**Exercise requirements:**
Count every line in the records below that contains the string "true". Report that number alone.
--*--
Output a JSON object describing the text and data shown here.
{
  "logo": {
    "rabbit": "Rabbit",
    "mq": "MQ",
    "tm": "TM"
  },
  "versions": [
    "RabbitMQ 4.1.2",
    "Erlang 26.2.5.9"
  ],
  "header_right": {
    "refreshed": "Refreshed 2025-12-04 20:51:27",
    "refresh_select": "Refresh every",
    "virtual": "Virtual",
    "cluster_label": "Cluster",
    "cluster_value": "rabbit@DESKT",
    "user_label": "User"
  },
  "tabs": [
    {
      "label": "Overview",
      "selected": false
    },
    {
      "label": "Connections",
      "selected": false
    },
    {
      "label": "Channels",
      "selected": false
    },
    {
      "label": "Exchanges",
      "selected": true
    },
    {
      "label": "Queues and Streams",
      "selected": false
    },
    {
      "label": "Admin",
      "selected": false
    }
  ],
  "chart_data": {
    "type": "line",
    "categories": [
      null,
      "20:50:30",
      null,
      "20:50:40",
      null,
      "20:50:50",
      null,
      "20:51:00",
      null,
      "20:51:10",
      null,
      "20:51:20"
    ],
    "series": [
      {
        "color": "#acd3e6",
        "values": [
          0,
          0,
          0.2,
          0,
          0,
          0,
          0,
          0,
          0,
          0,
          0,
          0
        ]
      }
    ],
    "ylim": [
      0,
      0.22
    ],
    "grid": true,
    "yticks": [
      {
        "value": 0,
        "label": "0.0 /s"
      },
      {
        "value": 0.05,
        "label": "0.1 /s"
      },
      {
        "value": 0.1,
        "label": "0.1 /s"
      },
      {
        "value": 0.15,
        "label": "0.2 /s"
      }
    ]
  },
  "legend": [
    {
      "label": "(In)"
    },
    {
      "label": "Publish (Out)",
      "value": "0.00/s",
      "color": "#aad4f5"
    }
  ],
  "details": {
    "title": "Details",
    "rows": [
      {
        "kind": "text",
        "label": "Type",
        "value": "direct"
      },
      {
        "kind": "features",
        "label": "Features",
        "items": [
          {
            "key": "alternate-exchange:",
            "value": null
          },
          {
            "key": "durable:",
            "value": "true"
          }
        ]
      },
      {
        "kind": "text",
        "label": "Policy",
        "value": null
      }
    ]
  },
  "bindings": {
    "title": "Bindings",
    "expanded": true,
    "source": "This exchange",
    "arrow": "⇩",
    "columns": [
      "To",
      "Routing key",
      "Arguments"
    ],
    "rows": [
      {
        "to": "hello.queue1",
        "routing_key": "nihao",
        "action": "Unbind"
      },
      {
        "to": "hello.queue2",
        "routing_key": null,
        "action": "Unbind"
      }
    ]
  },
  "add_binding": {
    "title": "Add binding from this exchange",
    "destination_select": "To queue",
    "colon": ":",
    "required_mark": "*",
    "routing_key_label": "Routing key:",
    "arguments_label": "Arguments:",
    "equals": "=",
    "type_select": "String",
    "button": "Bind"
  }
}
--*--
**Output of the task:**
4